Now things get more interesting. You get to vote on whether corporations are people! "Shall the United States Constitution be amended to establish the following? 1. Only human beings, not corporations, are entitled to constitutional rights, and 2. Money is not speech, and therefore, regulating political contributions and spending is not equivalent to limiting political speech."
Well, DUH! Obviously, this is in retaliation for our generation's Dredd Scott case in the Supreme Court. What a shame this one isn't binding.
Here's another interesting one: "Shall the next State Legislature accept all available federal funds for BadgerCare to ensure that thousands of Wisconsin citizens have access to affordable health coverage?"
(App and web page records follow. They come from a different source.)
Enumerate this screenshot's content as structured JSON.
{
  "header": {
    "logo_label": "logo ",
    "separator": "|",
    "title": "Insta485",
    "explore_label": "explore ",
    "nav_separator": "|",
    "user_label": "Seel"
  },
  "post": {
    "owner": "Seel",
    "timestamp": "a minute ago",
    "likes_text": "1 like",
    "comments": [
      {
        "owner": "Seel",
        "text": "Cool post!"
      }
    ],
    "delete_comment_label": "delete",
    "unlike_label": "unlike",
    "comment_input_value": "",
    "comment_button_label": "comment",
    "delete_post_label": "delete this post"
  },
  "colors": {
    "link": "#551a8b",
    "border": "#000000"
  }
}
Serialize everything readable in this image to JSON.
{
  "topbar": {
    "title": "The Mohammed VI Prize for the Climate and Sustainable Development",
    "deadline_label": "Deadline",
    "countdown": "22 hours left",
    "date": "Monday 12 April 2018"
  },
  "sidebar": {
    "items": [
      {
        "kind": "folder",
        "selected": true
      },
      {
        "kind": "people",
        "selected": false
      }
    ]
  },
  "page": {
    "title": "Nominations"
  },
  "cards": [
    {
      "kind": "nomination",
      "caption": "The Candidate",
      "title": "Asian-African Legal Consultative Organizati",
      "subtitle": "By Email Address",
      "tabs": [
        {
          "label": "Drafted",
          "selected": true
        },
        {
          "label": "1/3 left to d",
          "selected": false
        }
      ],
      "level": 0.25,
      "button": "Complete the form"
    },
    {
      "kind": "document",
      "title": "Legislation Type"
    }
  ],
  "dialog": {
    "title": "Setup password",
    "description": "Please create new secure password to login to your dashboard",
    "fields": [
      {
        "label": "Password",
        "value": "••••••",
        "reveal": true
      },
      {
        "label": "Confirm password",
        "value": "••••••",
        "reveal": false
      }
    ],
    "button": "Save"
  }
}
Translation: Will you Republicans stop fucking with Obamacare and let us have the damn money already? Hey, since it seems to finally be working, you might as well not kick the sick while they're down in order to play politics. That one should go without saying.
Next question: "Should the State of Wisconsin increase the minimum wage to $10.10 an hour?"
Yes, some make-work jobs will be lost by this move. But those who are forced to depend on minimum wage jobs will get their chance to improve their lives, and possibly even be able to invest in better education to better their lot in life. This will ultimately mean more real-wage jobs for everyone, long-term. Don't worry, 2% inflation will restore even this wage hike to a non-living wage in about five years. Do nothing, and minimum wage goes from near-slavery to outright slavery.
And finally: "Should Wisconsin Statutes be amended to allow Milwaukee County to transition its management and administrative functions from an elected County Executive to a professional County Administrator?"
Fucking what? I'll admit, I had no idea what this question was meant to be about, either. But I did a little bit of digging, and here's what this referendum item seems to pertain to. Apparently, Chris Abele proposed a new law which would limit the governing powers of the County Board and turn some of those powers over to hired professionals instead. The board is bristling over this move, and is basically asking us to side with them in saying, 'Well, Abele, how would YOU like it?'
Personally, I'm voting 'no' on this one. Too many cooks spoiling the broth is disgusting enough at the national level. But when I see it at the local level, it makes me want to puke. We should have no more than five county board members (like Los Angeles does!), and yet we are burdened with a whopping seventeen of them. Just shut up and collect your over-bloated paychecks already!
So that's it! Five referendum questions. Your government wants to hear from you for a change.
Now GO VOTE!